Assess the protein content per serving, which is typically listed in grams. Ensure it aligns with your health goals, whether it’s for muscle gain, maintenance, or weight loss.
Step 4: Evaluate carbohydrates and sugars.
Pay attention to total carbohydrates and sugars. High sugar content can impact the overall healthiness of the shake. Consider your daily sugar intake goals.
Step 5: Analyze the fat content and look for fiber.
Examine the fat content, particularly saturated and trans fats. Excessive consumption of these fats can be detrimental to heart health. Lastly, look at the fiber content, as it contributes to satiety and digestive health.
How To Choose a Protein Powder
- Choose the right protein source. Opt for shakes with high-quality protein sources like whey, casein, or plant-based options, depending on your dietary preferences and nutritional needs.
- Mind the sugars. Pick shakes with lower sugar content, or those sweetened with natural alternatives like stevia or erythritol, to avoid unwanted spikes in blood sugar.
- Prioritize fiber. Look for high-quality protein powder with added fiber, which can help keep you feeling full and support digestive health.
- Consider total calories. If you’re watching your calorie intake, pick shakes that align with your daily energy goals. A lower-calorie option might be more suitable for weight management.
- Check for added nutrients. Some shakes include added vitamins, minerals, or other beneficial compounds. Assess whether these align with your nutritional requirements.
- Read ingredient lists. Scrutinize the ingredient list to identify any potential allergens or additives you may want to avoid.
- Compare brands. Don’t hesitate to compare different brands to find the shake that best meets your criteria, whether it’s taste, nutritional content, or cost-effectiveness.
Counting Calories in Protein Shakes
While tracking calorie intake can aid in maintaining a healthy lifestyle, fixating solely on how many calories in a protein shake may lead to obsession. It’s crucial to remember that the quality of calories matters just as much as the quantity.
Protein shakes offer convenience, but they should be part of a balanced diet.
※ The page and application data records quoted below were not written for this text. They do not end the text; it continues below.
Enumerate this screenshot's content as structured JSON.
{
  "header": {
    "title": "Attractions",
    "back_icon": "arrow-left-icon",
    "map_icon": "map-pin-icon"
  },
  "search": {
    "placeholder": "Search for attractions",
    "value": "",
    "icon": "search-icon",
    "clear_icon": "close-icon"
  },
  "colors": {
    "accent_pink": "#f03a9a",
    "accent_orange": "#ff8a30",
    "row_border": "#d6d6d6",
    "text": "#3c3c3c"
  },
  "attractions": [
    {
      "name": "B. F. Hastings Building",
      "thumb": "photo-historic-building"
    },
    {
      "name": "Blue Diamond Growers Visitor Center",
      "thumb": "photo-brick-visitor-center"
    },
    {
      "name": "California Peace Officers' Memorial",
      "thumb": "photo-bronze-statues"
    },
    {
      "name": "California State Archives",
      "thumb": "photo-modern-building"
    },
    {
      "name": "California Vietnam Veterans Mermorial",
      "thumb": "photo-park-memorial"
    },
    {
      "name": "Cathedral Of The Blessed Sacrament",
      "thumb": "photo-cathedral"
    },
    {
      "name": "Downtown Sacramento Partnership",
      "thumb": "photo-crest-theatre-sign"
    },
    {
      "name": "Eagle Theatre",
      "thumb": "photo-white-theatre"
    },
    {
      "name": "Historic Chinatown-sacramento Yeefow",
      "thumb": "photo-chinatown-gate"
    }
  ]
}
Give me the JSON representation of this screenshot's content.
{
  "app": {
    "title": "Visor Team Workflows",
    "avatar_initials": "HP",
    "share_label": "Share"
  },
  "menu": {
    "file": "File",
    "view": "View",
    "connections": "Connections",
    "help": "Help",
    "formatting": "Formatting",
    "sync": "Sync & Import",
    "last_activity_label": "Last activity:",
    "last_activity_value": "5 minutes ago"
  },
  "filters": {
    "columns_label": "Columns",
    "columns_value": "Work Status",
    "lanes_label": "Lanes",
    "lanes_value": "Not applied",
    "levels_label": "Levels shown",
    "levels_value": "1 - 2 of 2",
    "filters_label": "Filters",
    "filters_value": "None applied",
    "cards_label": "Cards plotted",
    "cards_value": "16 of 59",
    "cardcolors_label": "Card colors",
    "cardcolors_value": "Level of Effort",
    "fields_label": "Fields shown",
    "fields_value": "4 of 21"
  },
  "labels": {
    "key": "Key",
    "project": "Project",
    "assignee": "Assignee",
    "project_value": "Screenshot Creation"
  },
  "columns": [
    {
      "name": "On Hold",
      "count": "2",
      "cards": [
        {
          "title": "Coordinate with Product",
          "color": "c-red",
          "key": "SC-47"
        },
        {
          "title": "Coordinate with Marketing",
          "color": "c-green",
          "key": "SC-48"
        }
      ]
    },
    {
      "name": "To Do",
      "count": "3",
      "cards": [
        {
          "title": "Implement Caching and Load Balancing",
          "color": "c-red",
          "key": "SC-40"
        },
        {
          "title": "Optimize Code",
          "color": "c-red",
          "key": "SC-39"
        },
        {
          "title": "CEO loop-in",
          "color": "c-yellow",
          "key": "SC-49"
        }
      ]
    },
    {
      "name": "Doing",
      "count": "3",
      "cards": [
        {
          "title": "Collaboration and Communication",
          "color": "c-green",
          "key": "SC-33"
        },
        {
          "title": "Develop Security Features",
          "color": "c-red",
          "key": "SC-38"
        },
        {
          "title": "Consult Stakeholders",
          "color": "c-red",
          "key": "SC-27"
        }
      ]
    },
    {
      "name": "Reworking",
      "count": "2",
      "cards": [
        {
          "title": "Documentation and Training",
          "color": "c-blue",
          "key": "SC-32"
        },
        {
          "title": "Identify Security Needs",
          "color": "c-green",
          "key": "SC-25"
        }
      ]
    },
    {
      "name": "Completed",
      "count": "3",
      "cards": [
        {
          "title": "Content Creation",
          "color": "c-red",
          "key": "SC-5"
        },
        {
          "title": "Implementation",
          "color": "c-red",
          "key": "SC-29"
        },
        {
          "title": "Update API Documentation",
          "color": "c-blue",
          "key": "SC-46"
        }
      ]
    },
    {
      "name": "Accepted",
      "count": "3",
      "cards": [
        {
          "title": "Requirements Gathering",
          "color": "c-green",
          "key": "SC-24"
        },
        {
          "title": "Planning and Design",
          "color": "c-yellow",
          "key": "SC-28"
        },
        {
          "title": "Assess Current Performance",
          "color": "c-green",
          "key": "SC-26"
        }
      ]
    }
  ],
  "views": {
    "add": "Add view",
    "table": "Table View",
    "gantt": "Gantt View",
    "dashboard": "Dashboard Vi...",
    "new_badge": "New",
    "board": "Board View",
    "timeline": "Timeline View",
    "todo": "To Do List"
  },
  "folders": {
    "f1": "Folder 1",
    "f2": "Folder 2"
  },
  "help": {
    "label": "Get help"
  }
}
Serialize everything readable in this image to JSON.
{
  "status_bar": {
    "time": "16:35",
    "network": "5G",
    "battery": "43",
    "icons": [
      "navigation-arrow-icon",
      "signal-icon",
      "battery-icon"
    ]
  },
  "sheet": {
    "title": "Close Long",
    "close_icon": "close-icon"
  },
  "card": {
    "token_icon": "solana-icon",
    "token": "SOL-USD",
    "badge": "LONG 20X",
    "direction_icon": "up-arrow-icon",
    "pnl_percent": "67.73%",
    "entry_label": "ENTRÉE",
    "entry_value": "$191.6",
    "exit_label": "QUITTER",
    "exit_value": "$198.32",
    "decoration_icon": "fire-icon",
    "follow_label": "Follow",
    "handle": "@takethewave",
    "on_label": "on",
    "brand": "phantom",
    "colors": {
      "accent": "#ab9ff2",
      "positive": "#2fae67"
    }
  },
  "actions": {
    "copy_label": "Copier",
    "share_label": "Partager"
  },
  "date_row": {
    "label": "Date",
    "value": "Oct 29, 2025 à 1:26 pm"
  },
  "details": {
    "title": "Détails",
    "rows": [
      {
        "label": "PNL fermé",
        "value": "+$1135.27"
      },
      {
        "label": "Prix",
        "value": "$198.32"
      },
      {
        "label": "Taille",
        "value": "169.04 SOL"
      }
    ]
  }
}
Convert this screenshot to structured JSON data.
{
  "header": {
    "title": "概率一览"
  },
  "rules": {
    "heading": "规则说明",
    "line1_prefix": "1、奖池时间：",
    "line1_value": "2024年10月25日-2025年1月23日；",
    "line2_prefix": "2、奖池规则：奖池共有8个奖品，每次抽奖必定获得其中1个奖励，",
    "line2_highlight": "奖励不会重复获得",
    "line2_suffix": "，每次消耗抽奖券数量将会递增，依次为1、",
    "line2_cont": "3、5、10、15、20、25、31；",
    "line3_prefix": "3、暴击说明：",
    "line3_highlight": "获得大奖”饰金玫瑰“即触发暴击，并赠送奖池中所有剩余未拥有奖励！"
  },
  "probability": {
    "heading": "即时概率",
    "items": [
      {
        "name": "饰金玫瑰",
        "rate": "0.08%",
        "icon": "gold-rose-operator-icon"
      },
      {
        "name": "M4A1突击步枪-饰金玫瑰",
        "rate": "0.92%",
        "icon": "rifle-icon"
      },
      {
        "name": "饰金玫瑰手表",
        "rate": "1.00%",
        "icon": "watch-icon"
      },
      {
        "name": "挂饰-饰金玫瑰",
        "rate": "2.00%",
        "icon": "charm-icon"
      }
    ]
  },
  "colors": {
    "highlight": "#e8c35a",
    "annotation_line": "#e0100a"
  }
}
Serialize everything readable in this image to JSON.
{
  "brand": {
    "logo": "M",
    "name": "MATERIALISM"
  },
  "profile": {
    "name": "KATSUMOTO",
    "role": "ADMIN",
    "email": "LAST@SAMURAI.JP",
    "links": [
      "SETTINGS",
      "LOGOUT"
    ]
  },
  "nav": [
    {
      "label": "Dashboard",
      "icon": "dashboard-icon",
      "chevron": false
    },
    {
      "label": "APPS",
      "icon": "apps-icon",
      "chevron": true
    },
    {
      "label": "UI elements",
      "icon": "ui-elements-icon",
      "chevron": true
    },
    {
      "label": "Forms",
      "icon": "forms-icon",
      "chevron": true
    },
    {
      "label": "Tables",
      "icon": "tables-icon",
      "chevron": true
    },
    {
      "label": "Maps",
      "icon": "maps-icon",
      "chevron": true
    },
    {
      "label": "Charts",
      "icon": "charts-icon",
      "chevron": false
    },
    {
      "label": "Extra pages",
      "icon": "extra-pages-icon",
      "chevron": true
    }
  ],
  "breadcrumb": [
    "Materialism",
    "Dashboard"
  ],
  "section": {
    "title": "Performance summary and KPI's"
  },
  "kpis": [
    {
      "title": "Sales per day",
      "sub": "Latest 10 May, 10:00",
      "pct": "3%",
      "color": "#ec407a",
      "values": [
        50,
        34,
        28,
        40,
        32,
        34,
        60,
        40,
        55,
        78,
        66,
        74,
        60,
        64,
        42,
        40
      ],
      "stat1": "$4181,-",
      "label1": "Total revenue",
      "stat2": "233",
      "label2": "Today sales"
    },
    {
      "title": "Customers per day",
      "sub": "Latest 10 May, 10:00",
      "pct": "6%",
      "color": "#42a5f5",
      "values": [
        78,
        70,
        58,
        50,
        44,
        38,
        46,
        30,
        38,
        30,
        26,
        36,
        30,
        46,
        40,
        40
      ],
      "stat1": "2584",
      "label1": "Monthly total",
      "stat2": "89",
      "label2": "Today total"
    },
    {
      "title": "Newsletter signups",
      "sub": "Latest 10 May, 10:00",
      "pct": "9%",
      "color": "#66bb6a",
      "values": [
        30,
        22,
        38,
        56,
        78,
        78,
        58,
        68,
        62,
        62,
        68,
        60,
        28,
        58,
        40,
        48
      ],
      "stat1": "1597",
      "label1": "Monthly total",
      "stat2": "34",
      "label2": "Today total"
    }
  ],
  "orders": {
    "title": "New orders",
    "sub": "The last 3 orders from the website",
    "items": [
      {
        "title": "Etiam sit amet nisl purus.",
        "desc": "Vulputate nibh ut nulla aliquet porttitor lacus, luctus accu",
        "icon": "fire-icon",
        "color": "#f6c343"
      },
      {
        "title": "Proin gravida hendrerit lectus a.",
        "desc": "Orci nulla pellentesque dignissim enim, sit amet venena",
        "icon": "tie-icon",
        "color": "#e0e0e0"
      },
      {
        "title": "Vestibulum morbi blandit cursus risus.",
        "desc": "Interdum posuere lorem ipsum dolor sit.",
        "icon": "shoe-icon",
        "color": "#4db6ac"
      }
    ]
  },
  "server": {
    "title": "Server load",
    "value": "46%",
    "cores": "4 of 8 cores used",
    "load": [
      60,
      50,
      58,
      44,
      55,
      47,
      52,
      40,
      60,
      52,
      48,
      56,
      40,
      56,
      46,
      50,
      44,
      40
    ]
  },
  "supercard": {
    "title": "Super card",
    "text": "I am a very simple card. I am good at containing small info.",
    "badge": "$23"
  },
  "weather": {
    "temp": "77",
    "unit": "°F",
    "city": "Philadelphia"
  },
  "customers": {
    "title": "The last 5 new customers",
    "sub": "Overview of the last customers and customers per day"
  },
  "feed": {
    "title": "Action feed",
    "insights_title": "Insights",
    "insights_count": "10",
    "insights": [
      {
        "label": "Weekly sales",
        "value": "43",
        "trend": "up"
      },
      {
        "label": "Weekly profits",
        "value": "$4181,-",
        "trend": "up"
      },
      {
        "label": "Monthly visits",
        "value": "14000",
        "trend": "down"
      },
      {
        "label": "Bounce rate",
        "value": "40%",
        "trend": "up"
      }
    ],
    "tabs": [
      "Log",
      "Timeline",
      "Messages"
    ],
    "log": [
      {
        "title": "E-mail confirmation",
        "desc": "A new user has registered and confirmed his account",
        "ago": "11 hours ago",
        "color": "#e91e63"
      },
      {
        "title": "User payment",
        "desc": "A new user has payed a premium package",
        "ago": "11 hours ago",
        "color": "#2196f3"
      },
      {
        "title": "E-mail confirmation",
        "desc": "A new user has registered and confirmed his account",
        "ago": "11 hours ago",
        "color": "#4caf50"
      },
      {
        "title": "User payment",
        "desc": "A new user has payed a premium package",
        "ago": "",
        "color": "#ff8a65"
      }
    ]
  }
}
Ultimately, it’s not just about the calorie count; it’s about how those calories contribute to your overall well-being and fitness goals.